ORLANDO -- The new Cirque du Soleil show, “Drawn to Life,”
will premiere at Disney Springs on April 17. Members of the media were treated
to a look at two of its early scenes this week, and if they are an indication
of the rest of the show to follow, it will impress audiences.
“Drawn to Life” is a collaboration between Cirque du Soleil,
Walt Disney Imagineering and Walt Disney Animation Studios. It focuses on the
story of Julie, a young girl who goes on a journey inside the world of
The preview scenes featured a rhythmic gymanstics group that
performed a routine so well-choreographed the audience broke into applause
multiple times, and an aerial pole routine that drew gasps and even tears from
some audience members.
A troupe of gymnasts perform during the opening scene of "Drawn to Life."
Cirque du Soleil creation director Fabrice Becker said the
gymnastics team hails from Japan. They join a diverse cast of 65 from all over
Their acrobatic act is meant to explore the physicality of
the body and movement, something animators often do when drawing, said Michele
Lapris, writer and show director. That act starts the show by establishing the
link between animation and physicality.
The aerial pole act is meant to pay homage to Walt Disney’s
Nine Old Men, the original core animators at Walt Disney Productions. The famed
animators include names famous within and outside of the Walt Disney Company,
like Marc Davis, Ward Kimball and Les Clark. They brought life to everyone from
Mickey Mouse to Cruella de Vil. Davis also lent his talents to Disney
attractions like Pirates of the Caribbean and Haunted Mansion.
During the act, a man uses a pole designed to mimic a pencil
to soar above the audience, spinning and performing gravity-defying acts that
are a delight to behold.
He does that among projections of rough animations from
Disney classics, like Tarzan, projected onto screens stylized as sheets of
paper high in the air.
Some of the cast and creators of Drawn to Life at a media preview. Photo Credit: Jamie Biesiada
Lapris said the show designers wanted to pay homage to the “pencil
tests” used by animators, in which they create rough, two-dimensional drawing
of scenes. Cirque du Soleil worked with Walt Disney Animation Studios to
procure the original pencil tests used in the show. Coincidentally, at the same
time that Cirque du Soleil asked for the rough drawings, the studio was already
working to preserve the drawings that Lapris calls “gems.”
Famed animator Eric Goldberg spoke to media at the event.
Having raised two daughters in a household filled with art, the show naturally
appealed to him, he said.
Among many famous projects, Goldberg was the lead animator
for the Genie in the film “Aladdin,” voiced by the late Robin Williams.

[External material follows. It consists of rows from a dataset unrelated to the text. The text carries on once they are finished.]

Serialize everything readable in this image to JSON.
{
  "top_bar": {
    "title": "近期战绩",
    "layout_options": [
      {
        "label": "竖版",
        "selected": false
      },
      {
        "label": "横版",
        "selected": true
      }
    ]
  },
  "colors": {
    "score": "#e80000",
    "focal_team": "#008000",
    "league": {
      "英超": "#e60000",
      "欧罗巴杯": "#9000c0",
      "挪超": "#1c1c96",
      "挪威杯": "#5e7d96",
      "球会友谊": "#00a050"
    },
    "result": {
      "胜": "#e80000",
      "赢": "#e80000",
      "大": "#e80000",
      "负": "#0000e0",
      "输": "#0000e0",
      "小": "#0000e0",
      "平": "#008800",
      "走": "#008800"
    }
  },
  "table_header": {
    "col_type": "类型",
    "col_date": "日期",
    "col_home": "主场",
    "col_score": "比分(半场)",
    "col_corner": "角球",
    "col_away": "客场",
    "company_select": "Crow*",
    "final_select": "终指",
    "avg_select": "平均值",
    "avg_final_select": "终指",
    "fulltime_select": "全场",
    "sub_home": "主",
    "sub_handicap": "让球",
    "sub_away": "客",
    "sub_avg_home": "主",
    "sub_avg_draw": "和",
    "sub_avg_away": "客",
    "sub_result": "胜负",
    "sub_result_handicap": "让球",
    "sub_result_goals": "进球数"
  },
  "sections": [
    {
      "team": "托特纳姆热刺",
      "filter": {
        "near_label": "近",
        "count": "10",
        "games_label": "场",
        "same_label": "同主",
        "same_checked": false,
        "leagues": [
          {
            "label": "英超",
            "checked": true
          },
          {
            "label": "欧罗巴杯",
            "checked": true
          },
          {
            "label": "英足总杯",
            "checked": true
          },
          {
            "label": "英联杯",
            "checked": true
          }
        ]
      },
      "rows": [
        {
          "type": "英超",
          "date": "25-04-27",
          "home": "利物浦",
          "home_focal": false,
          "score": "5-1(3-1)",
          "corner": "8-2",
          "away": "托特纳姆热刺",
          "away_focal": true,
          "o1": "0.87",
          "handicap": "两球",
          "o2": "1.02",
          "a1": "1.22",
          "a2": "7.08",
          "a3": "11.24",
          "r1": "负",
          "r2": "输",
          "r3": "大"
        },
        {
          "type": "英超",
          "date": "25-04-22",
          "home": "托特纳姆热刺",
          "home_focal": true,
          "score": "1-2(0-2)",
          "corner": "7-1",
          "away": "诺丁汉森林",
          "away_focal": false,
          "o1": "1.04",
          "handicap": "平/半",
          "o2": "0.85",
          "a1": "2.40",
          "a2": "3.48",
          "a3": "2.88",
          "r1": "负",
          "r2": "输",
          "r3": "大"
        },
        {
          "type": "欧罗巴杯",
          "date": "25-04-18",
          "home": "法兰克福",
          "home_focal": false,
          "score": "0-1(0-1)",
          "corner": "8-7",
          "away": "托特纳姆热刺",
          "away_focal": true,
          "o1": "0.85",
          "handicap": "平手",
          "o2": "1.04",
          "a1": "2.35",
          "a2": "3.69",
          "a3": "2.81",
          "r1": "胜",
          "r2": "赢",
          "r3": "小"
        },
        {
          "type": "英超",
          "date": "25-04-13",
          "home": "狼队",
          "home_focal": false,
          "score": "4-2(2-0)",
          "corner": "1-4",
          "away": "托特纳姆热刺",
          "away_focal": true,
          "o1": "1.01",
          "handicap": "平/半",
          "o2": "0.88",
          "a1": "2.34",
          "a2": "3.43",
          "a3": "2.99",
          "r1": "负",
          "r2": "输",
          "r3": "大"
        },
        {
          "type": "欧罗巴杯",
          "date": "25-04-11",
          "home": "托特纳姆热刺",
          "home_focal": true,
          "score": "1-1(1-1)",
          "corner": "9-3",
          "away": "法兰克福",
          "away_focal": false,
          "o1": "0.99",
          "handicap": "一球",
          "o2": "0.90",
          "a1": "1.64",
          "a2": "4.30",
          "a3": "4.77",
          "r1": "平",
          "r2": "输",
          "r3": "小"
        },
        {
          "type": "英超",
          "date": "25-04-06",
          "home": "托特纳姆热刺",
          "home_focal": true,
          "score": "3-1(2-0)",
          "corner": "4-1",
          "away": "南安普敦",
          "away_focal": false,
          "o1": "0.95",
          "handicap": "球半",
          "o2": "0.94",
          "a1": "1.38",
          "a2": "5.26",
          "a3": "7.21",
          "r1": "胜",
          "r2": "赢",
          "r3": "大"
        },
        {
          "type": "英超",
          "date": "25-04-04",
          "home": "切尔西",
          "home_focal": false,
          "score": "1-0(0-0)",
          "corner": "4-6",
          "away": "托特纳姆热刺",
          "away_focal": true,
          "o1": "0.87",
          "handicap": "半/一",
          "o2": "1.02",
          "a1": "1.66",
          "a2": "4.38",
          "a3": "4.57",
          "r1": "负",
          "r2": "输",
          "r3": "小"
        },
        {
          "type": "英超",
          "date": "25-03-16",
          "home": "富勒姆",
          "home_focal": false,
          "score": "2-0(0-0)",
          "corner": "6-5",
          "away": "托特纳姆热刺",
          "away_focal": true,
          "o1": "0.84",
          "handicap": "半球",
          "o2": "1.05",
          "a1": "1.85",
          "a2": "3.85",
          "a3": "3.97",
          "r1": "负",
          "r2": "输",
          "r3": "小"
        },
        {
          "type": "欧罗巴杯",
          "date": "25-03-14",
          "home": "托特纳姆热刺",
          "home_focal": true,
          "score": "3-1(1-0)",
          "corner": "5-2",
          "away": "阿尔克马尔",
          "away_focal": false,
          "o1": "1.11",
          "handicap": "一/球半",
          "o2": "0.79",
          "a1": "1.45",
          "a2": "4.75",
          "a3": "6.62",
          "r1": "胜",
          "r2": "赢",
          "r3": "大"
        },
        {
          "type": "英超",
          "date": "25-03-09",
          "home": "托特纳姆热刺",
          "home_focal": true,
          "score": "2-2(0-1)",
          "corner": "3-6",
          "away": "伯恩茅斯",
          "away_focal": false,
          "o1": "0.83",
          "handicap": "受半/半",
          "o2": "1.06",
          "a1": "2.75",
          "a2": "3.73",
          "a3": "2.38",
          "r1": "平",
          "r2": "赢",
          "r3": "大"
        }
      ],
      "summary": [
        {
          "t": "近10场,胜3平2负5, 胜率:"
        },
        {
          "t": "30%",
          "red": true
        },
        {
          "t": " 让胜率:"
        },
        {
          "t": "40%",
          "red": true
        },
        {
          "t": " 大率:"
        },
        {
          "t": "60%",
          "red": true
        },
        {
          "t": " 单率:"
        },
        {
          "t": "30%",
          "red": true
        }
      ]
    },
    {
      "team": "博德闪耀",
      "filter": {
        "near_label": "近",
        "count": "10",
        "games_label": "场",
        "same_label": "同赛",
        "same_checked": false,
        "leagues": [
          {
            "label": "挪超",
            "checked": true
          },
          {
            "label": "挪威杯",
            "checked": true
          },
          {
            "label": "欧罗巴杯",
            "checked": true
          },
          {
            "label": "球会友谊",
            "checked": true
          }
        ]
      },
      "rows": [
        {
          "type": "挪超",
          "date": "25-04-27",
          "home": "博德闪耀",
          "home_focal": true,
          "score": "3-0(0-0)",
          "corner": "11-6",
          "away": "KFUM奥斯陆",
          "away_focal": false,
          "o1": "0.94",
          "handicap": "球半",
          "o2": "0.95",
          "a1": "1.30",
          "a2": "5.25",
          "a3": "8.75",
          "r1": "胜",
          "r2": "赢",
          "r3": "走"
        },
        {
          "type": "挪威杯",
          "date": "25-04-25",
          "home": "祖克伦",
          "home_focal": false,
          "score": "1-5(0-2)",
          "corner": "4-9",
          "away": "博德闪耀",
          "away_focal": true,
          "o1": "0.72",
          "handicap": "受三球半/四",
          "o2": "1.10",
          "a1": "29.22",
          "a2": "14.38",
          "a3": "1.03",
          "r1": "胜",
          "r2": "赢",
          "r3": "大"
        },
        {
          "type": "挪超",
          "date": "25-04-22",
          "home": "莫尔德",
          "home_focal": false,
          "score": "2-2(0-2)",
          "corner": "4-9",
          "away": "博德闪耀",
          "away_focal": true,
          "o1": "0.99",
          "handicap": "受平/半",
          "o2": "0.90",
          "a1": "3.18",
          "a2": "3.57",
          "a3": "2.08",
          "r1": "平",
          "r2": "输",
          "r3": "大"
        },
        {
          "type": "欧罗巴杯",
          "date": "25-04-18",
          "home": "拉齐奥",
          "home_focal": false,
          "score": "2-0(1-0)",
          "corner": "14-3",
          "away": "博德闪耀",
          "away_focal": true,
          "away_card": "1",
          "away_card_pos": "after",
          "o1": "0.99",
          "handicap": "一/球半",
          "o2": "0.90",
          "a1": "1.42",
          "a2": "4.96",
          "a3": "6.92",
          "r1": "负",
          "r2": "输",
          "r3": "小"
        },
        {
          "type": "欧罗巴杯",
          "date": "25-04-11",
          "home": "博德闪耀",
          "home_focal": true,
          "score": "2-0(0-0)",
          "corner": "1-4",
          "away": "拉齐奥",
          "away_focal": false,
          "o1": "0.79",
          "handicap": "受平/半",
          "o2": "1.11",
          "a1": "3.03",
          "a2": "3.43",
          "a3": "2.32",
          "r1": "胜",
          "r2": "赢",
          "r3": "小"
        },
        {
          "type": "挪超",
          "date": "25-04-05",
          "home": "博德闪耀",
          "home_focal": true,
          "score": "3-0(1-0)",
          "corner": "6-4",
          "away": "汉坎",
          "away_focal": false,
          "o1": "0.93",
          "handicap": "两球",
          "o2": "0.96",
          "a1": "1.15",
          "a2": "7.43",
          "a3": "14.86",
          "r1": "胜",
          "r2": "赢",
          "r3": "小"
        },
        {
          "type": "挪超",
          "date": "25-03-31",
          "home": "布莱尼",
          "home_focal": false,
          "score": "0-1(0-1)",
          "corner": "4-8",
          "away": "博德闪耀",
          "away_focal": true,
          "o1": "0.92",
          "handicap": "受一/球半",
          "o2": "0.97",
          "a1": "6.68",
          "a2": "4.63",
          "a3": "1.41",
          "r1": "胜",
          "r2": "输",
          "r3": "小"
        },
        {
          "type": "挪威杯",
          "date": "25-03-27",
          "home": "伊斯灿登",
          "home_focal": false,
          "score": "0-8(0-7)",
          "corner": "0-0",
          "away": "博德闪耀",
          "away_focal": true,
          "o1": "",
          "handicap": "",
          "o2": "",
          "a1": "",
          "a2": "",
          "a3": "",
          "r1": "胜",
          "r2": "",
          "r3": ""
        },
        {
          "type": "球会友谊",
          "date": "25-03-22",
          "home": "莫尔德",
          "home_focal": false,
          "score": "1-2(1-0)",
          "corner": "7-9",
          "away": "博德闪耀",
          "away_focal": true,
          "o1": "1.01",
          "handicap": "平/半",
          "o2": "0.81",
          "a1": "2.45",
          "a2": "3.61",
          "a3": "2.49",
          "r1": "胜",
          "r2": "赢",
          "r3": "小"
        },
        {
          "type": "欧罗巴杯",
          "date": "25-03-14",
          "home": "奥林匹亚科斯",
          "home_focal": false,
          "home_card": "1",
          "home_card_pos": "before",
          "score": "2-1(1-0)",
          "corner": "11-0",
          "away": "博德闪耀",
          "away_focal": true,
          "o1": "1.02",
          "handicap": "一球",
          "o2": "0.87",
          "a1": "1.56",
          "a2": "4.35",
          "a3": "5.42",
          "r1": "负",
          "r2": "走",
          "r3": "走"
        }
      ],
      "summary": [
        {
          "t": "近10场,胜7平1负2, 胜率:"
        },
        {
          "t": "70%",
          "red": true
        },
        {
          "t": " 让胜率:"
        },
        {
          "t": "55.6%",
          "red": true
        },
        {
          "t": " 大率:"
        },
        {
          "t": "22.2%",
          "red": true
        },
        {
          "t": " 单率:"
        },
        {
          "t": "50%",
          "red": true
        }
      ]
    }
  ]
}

He said the key to making animated characters believable
lies within the animators themselves.
“You have to believe that those characters exist,” he said. “That
Tickets for Drawn to Life are available now.